    • 21. The InvenTeam Tesla Engineering Charter School • 2009 InvenTeam grant • EurekaFest 2009 at MIT See “WI Appleton Tesla HS PLTW_ Lemelson_MIT InvenTeam Article” in the Going Beyond Section of the EDD curriculum”
    • 22. Why EDD? We Asked the Experts (click either of the above frames to open the videos , when finished close the window and continue with this ppt.)
    • 23. EDD Snapshots: What Does EDD Look Like?
    • 24. The EDD Development Flow Chart Flowchart Key: • Perform research • Interview experts • Survey consumers • Write Specifications • Test a Concept • Create a schedule • Create sketches • Create technical drawings • Perform a cost estimate • Build a prototype • Test the prototype • Optimize your design • Document your work • Present your solution
    • 25. Use the engineering design process to find a solution EDD Snapshots: What Does EDD Look Like? Identify a problem and perform research Review past solutions Interview experts and consumers
    • 26. EDD Snapshots: What Does EDD Look Like? Design and Optimize a Solution
    • 27. EDD Snapshots: What Does EDD Look Like? Construct a testable prototype
    • 28. EDD Snapshots: What Does EDD Look Like? Test the prototype and analyze the data
    • 29. • Teachers and classes • Evaluators • Administrators – Local – Principal – District – Superintendent • Mentors • Parents & Family • Press How did you and your team get from point “A to Z”? Why did you take each of the steps that lead to your design? How did you test your idea and what did you learn? Juried Presentations Presentation Day
    • 30. Going Beyond the Classroom Design and Problem Solving Competitions Scholarship Opportunities Internship Opportunities Admission Preference and College Level Recognition Intellectual Property Resources

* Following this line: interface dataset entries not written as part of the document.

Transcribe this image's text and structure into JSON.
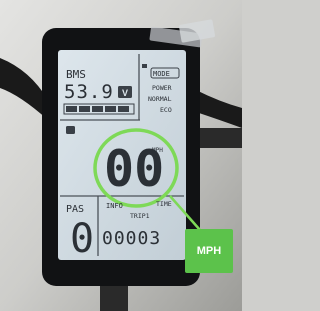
{
  "display": {
    "bms_label": "BMS",
    "voltage": "53.9",
    "voltage_unit": "V",
    "mode_label": "MODE",
    "modes": [
      "POWER",
      "NORMAL",
      "ECO"
    ],
    "speed": "00",
    "speed_unit": "MPH",
    "pas_label": "PAS",
    "pas_level": "0",
    "info_labels": [
      "INFO",
      "TIME"
    ],
    "trip_label": "TRIP1",
    "odometer": "00003"
  },
  "callout": {
    "label": "MPH",
    "color": "#5cc24b"
  }
}
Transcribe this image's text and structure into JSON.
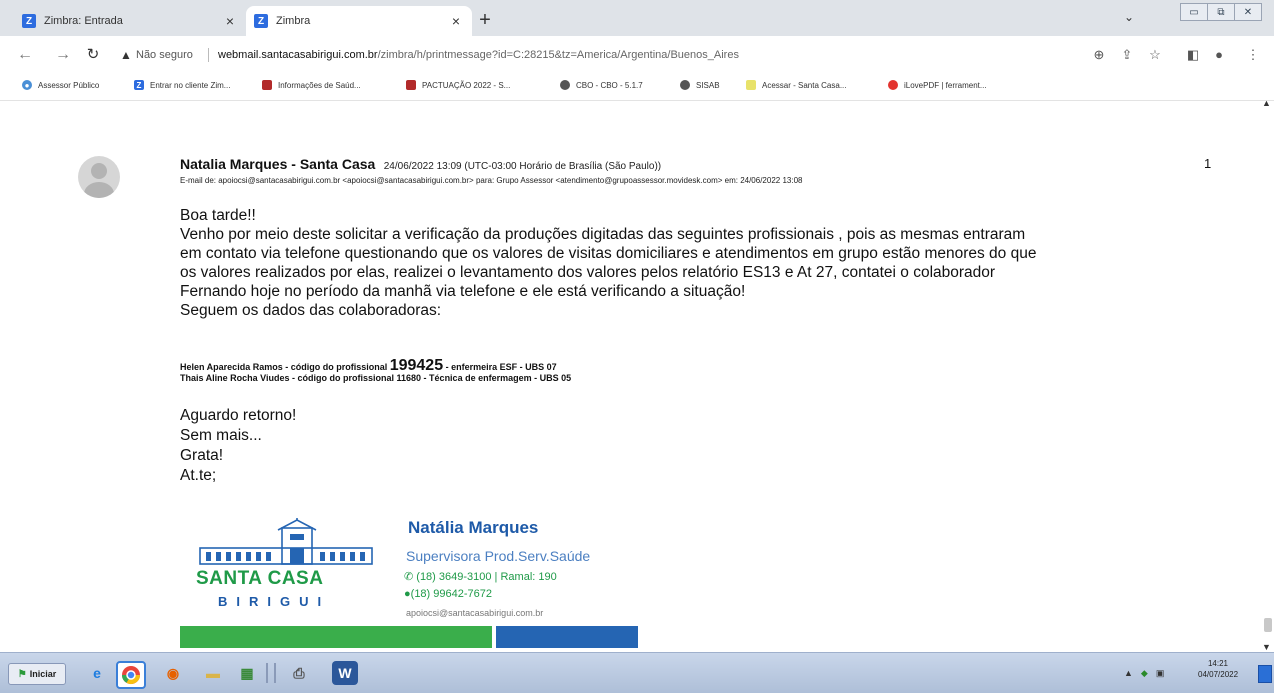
{
  "browser": {
    "tabs": [
      {
        "label": "Zimbra: Entrada",
        "favicon": "Z"
      },
      {
        "label": "Zimbra",
        "favicon": "Z"
      }
    ],
    "security_label": "Não seguro",
    "url_host": "webmail.santacasabirigui.com.br",
    "url_path": "/zimbra/h/printmessage?id=C:28215&tz=America/Argentina/Buenos_Aires",
    "bookmarks": [
      "Assessor Público",
      "Entrar no cliente Zim...",
      "Informações de Saúd...",
      "PACTUAÇÃO 2022 - S...",
      "CBO - CBO - 5.1.7",
      "SISAB",
      "Acessar - Santa Casa...",
      "iLovePDF | ferrament..."
    ]
  },
  "message": {
    "sender": "Natalia Marques - Santa Casa",
    "sent_date": "24/06/2022 13:09 (UTC-03:00 Horário de Brasília (São Paulo))",
    "meta": "E-mail de: apoiocsi@santacasabirigui.com.br <apoiocsi@santacasabirigui.com.br> para: Grupo Assessor <atendimento@grupoassessor.movidesk.com> em: 24/06/2022 13:08",
    "count": "1",
    "body_lines": [
      "Boa tarde!!",
      "Venho por meio deste solicitar a verificação da produções digitadas das seguintes profissionais , pois as mesmas entraram",
      "em contato via telefone questionando que os valores de visitas domiciliares e atendimentos em grupo estão menores do que",
      "os valores realizados por elas, realizei o levantamento dos valores pelos relatório ES13 e At 27, contatei o colaborador",
      "Fernando hoje no período da manhã via telefone e ele está verificando a situação!",
      "Seguem os dados das colaboradoras:"
    ],
    "collaborator_1_prefix": "Helen Aparecida Ramos - código do profissional ",
    "collaborator_1_code": "199425",
    "collaborator_1_suffix": " - enfermeira ESF - UBS 07",
    "collaborator_2": "Thais Aline Rocha Viudes - código do profissional 11680 - Técnica de enfermagem - UBS 05",
    "closing_lines": [
      "Aguardo retorno!",
      "Sem mais...",
      "Grata!",
      "At.te;"
    ]
  },
  "signature": {
    "brand_line1": "SANTA CASA",
    "brand_line2": "BIRIGUI",
    "name": "Natália Marques",
    "role": "Supervisora Prod.Serv.Saúde",
    "phone": "(18) 3649-3100 | Ramal: 190",
    "whatsapp": "(18) 99642-7672",
    "email": "apoiocsi@santacasabirigui.com.br"
  },
  "taskbar": {
    "start_label": "Iniciar",
    "time": "14:21",
    "date": "04/07/2022"
  }
}
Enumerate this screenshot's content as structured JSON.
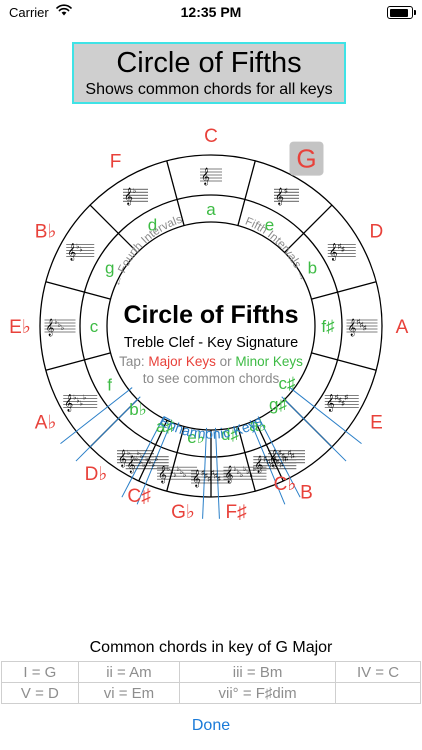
{
  "status": {
    "carrier": "Carrier",
    "time": "12:35 PM",
    "battery_level": 0.9
  },
  "header": {
    "title": "Circle of Fifths",
    "subtitle": "Shows common chords for all keys"
  },
  "wheel": {
    "colors": {
      "major": "#e8413a",
      "minor": "#3dbb44",
      "enharmonic": "#2a7fc8",
      "selected_bg": "#c4c4c4",
      "interval": "#8a8a8a"
    },
    "major_keys": [
      {
        "name": "C",
        "note": ""
      },
      {
        "name": "G",
        "note": ""
      },
      {
        "name": "D",
        "note": ""
      },
      {
        "name": "A",
        "note": ""
      },
      {
        "name": "E",
        "note": ""
      },
      {
        "name": "B",
        "note": ""
      },
      {
        "name": "C",
        "note": "b"
      },
      {
        "name": "F",
        "note": "#"
      },
      {
        "name": "G",
        "note": "b"
      },
      {
        "name": "C",
        "note": "#"
      },
      {
        "name": "D",
        "note": "b"
      },
      {
        "name": "A",
        "note": "b"
      },
      {
        "name": "E",
        "note": "b"
      },
      {
        "name": "B",
        "note": "b"
      },
      {
        "name": "F",
        "note": ""
      }
    ],
    "minor_keys": [
      {
        "name": "a",
        "note": ""
      },
      {
        "name": "e",
        "note": ""
      },
      {
        "name": "b",
        "note": ""
      },
      {
        "name": "f",
        "note": "#"
      },
      {
        "name": "c",
        "note": "#"
      },
      {
        "name": "g",
        "note": "#"
      },
      {
        "name": "a",
        "note": "b"
      },
      {
        "name": "d",
        "note": "#"
      },
      {
        "name": "e",
        "note": "b"
      },
      {
        "name": "a",
        "note": "#"
      },
      {
        "name": "b",
        "note": "b"
      },
      {
        "name": "f",
        "note": ""
      },
      {
        "name": "c",
        "note": ""
      },
      {
        "name": "g",
        "note": ""
      },
      {
        "name": "d",
        "note": ""
      }
    ],
    "selected_key": "G",
    "center_title": "Circle of Fifths",
    "center_subtitle": "Treble Clef - Key Signature",
    "tap_prefix": "Tap:",
    "tap_major": "Major Keys",
    "tap_or": "or",
    "tap_minor": "Minor Keys",
    "tap_line2": "to see common chords",
    "fourth_label": "Fourth Intervals",
    "fifth_label": "Fifth Intervals",
    "enharmonic_label": "Enharmonic Keys"
  },
  "chords": {
    "title": "Common chords in key of G Major",
    "row1": [
      "I = G",
      "ii = Am",
      "iii = Bm",
      "IV = C"
    ],
    "row2": [
      "V = D",
      "vi = Em",
      "vii° = F♯dim"
    ]
  },
  "done_label": "Done"
}
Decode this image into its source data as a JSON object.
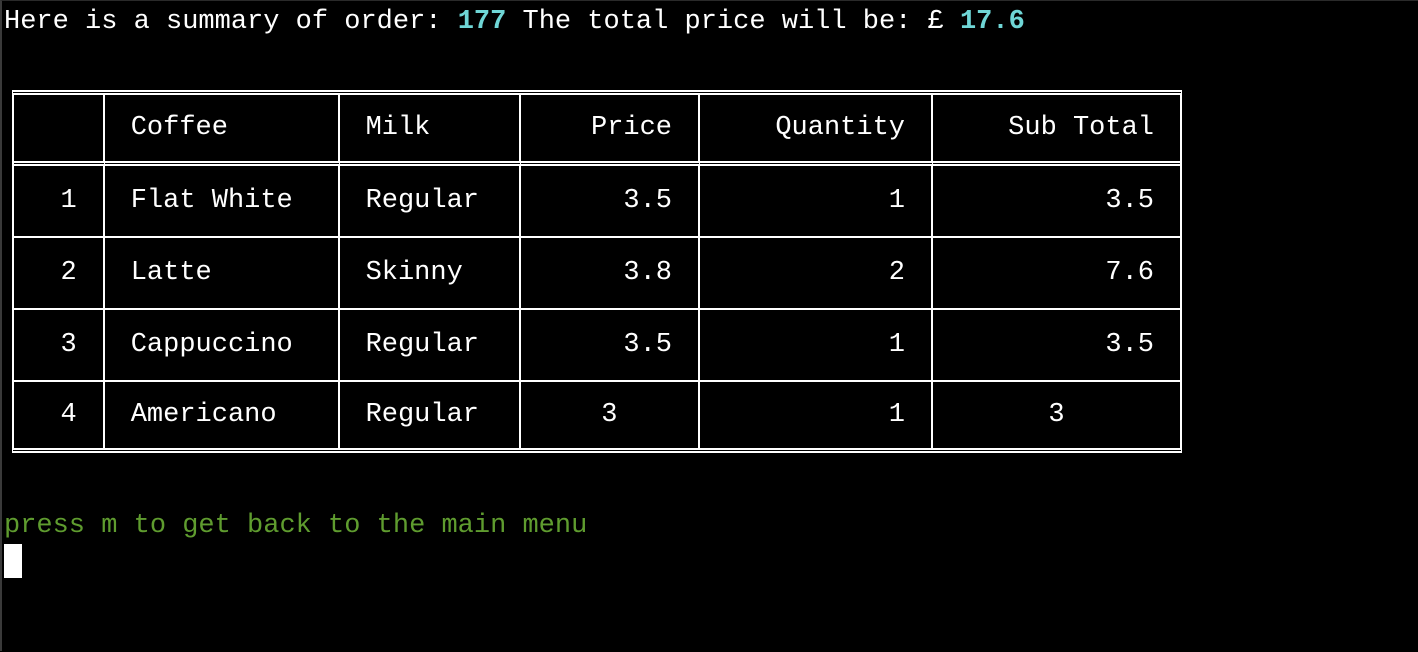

    • 31. • Develop life skills for postsecondary education and your career • Apply skills learned in other PLTW courses • Apply skills learned in other courses: – Math, science, business, language arts, public speaking, etc. • Connect with the community • Take responsibility for your work as an independent learner • Choose a problem YOU want to solve! ©iStockphoto.com Why EDD?
    • 32. Image Resources iStockphoto. Retrieved from http://www.istockphoto.com/index.php